I have several books in French, giving the medieval Arab point of view, with primary sources as well as modern commentary (L'Orient des Croisades, Georges Tate is good), and I can't forget that Arab children have been threatened for centuries that 'Richard the Lionheart will get them' if they're bad. For 'the other side' in the Crusades, he is remembered as the worst villain in medieval history, whereas respect for Saladin has filtered down through the literature of Christendom.

The stories about Richard attract me, regardless, and I love 'Blondel's Song' by David Boyle; a wonderful retelling of Richard's imprisonment and legendary rescue by his minstrel. Language-wise, there seems to have been a movement from Occitan in the troubadour songs of Alienor's favourites in her court in Aquitaine, to (as you say) the northern dialect of Richard and HIS troubadours (not surprising given his father?).

Bruce B. said...

Very interesting post! Thank you, Elizabeth! I have wondered about Richard I.

Tannhaeuser said...

I have just found an interesting assertion that Richard did have a smattering of English in a book by a Victorian author and art historian, Anna Jameson, who attributes an anecdote to a chronicle by Geoffrey of Vinsauf (where I have not yet taken the trouble to verify it) in her Lives of Celebrated Female Sovereigns and Illustrious Women:

“As soon as Isaac Comnenus was safe behind the walls of his citadel, he sent a message to request a conference with King Richard, who expected he had a little lowered the despot’s pride; but when they met, Isaac was so full of vapouring and boasting, that he elicited from King Richard an aside in English; and as Cœur de Lion then uttered the only words in our language he ever was known to speak, it is well they have been recorded by chronicle:—

“ ‘Ha! de debil!’ exclaimed King Richard, ‘he speak like a fole Breton.’ ”

[Footnote: “[Piers of Langtoft.] This speech implied no offence to the English, but was meant as a reproach to the Bretons, who are to this day {1831} proverbial in France for their willfulness. Besides, Richard was bitter against the Bretons, who deprived him of the society of his then acknowledged heir, Arthur, their duke.—(Vin[e]sauf.)”]

Wait! Dirty work is afoot. I find that the chapter on Berengaria in this 1870 edition of Mrs. Jameson’s book did not appear in the original 1831 book, but has been entirely ripped without attribution from Agnes Strickland’s 1840-1848 Lives of the Queens of England.

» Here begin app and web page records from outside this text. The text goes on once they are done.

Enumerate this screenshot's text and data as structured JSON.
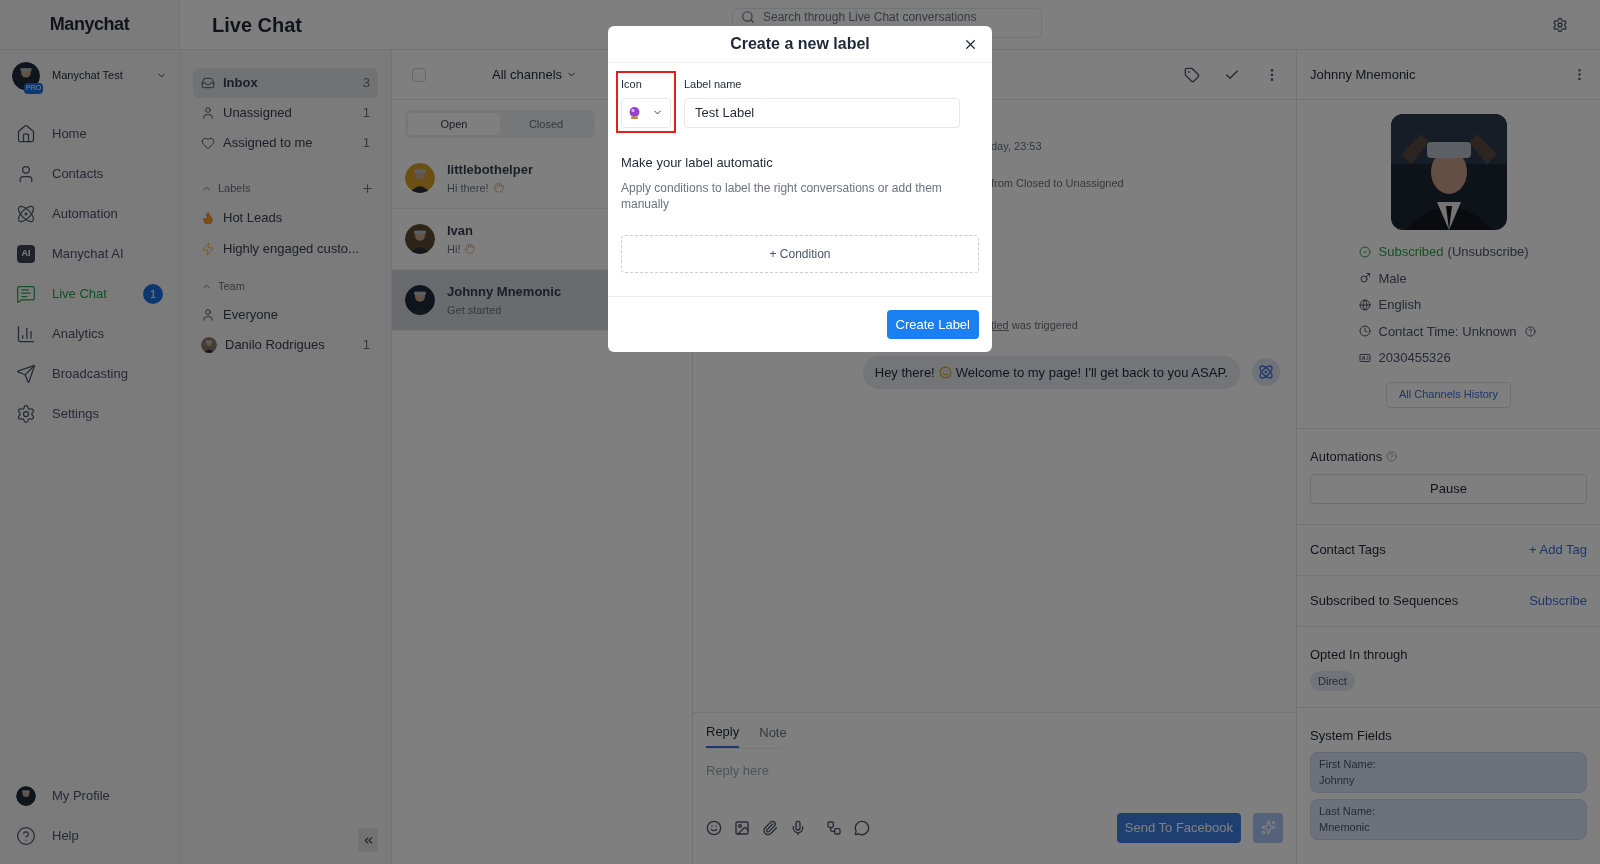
{
  "app": {
    "logo": "Manychat",
    "page_title": "Live Chat",
    "search": {
      "placeholder": "Search through Live Chat conversations"
    }
  },
  "account": {
    "name": "Manychat Test",
    "badge": "PRO"
  },
  "nav": [
    {
      "kind": "home",
      "label": "Home",
      "selected": false
    },
    {
      "kind": "contacts",
      "label": "Contacts",
      "selected": false
    },
    {
      "kind": "automation",
      "label": "Automation",
      "selected": false
    },
    {
      "kind": "ai",
      "icon_text": "AI",
      "label": "Manychat AI",
      "selected": false
    },
    {
      "kind": "chat",
      "label": "Live Chat",
      "selected": true,
      "badge": "1"
    },
    {
      "kind": "analytics",
      "label": "Analytics",
      "selected": false
    },
    {
      "kind": "broadcast",
      "label": "Broadcasting",
      "selected": false
    },
    {
      "kind": "settings",
      "label": "Settings",
      "selected": false
    }
  ],
  "nav_bottom": [
    {
      "kind": "avatar",
      "label": "My Profile"
    },
    {
      "kind": "help",
      "label": "Help"
    }
  ],
  "folders": [
    {
      "kind": "inbox",
      "label": "Inbox",
      "count": "3",
      "selected": true
    },
    {
      "kind": "person",
      "label": "Unassigned",
      "count": "1",
      "selected": false
    },
    {
      "kind": "heart",
      "label": "Assigned to me",
      "count": "1",
      "selected": false
    }
  ],
  "labels_section": {
    "title": "Labels",
    "expanded": true,
    "items": [
      {
        "kind": "fire",
        "label": "Hot Leads"
      },
      {
        "kind": "bolt",
        "label": "Highly engaged custo..."
      }
    ]
  },
  "team_section": {
    "title": "Team",
    "expanded": true,
    "items": [
      {
        "kind": "person",
        "label": "Everyone"
      },
      {
        "kind": "avatar",
        "label": "Danilo Rodrigues",
        "count": "1"
      }
    ]
  },
  "chat_list": {
    "select_all": {
      "checked": false
    },
    "channel_filter": "All channels",
    "tabs": [
      {
        "label": "Open",
        "selected": true
      },
      {
        "label": "Closed",
        "selected": false
      }
    ],
    "conversations": [
      {
        "name": "littlebothelper",
        "preview": "Hi there!",
        "selected": false
      },
      {
        "name": "Ivan",
        "preview": "Hi!",
        "selected": false
      },
      {
        "name": "Johnny Mnemonic",
        "preview": "Get started",
        "selected": true
      }
    ]
  },
  "conversation": {
    "events": [
      {
        "text": "day, 23:53"
      },
      {
        "text": "from Closed to Unassigned"
      },
      {
        "link": "tled",
        "text": "was triggered"
      }
    ],
    "message": {
      "before": "Hey there!",
      "after": "Welcome to my page! I'll get back to you ASAP."
    },
    "composer": {
      "tabs": [
        {
          "label": "Reply",
          "selected": true
        },
        {
          "label": "Note",
          "selected": false
        }
      ],
      "placeholder": "Reply here",
      "send_button": {
        "label": "Send To Facebook",
        "disabled": true
      }
    }
  },
  "contact": {
    "name": "Johnny Mnemonic",
    "status": "Subscribed",
    "status_action": "(Unsubscribe)",
    "gender": "Male",
    "language": "English",
    "contact_time": "Contact Time: Unknown",
    "id": "2030455326",
    "history_button": "All Channels History",
    "automations": {
      "title": "Automations",
      "button": "Pause"
    },
    "tags": {
      "title": "Contact Tags",
      "action": "+ Add Tag"
    },
    "sequences": {
      "title": "Subscribed to Sequences",
      "action": "Subscribe"
    },
    "opted_in": {
      "title": "Opted In through",
      "chip": "Direct"
    },
    "system_fields": {
      "title": "System Fields",
      "fields": [
        {
          "label": "First Name:",
          "value": "Johnny"
        },
        {
          "label": "Last Name:",
          "value": "Mnemonic"
        }
      ]
    }
  },
  "modal": {
    "title": "Create a new label",
    "icon_label": "Icon",
    "icon_highlighted": true,
    "name_label": "Label name",
    "name_value": "Test Label",
    "section_title": "Make your label automatic",
    "description": "Apply conditions to label the right conversations or add them manually",
    "condition_button": "+ Condition",
    "submit_button": "Create Label"
  }
}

The statement of Richard’s comment is there referred to “Piers of Langtoft” (AKA Peter Langtoft), whose name I have restored to its place in Strickland’s work between brackets, but who was, disappointingly not a contemporary of Richard’s and appears to have died around a hundred years after Richard’s own death.

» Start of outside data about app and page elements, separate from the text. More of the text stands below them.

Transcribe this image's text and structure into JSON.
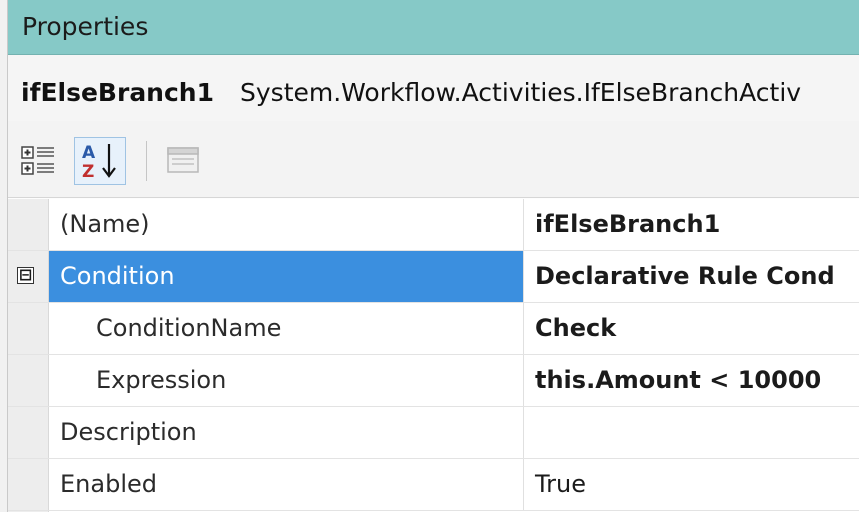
{
  "panel": {
    "title": "Properties"
  },
  "object": {
    "name": "ifElseBranch1",
    "type": "System.Workflow.Activities.IfElseBranchActiv"
  },
  "toolbar": {
    "categorized_icon": "categorized-icon",
    "alphabetical_icon": "alphabetical-sort-icon",
    "property_pages_icon": "property-pages-icon"
  },
  "properties": [
    {
      "name": "(Name)",
      "value": "ifElseBranch1"
    },
    {
      "name": "Condition",
      "value": "Declarative Rule Cond",
      "expander": "⊟"
    },
    {
      "name": "ConditionName",
      "value": "Check"
    },
    {
      "name": "Expression",
      "value": "this.Amount < 10000"
    },
    {
      "name": "Description",
      "value": ""
    },
    {
      "name": "Enabled",
      "value": "True"
    }
  ],
  "colors": {
    "title_bar": "#86c9c7",
    "selection": "#3b8fdf"
  }
}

Tannhaeuser said...

Worse and worse: the comment is not found even in Pierre de Langtoft, but in Robert Manning of Brunne’s even later and very free English translation of Langtoft’s Chronicle, where it takes the form,

“ ‘O dele,’ said þe kyng, ‘þis is a fole Briton.
He spak no maner þing, for regne to gif raunson,
Ne no þing him bisouht, he was of kynges blode,
Bot for prison bisouht, als fole þat couth no gode…’ ”

[“ ‘Oh, the devil,’ said the king, ‘this is an idiotic Breton(?).
He spoke nothing of reigning, of giving ransom,
Nor sought anything, though he was of royal blood,
But asked for prison, like an idiot that knew of nothing good.’ ”]

Richard is referring to Isaac’s giving himself up as a prisoner as long as he was not put in irons; as is well-known, Richard proceeded to grant the request, and then put him in fetters of silver.

I cannot determine why Agnes Strickland imagined that this one speech was in English (and seemingly in broken, Frenchified English rather than simply normal mediæval English), inasmuch as the whole of Robert’s version of the Chronicle is in standard Middle English; I can only imagine that the authority whom she consulted put a note next to Richard’s speech to indicate that he was giving it in Robert’s English translation, rather than Pierre’s French original, and that she mistook that for an assertion that Richard had deliberately switched to English for this “aside.”

I’m afraid that those of us who rather hope that Richard did speak the tongue of the kingdom he ruled will have to fall back on the dubiously English Hodierna.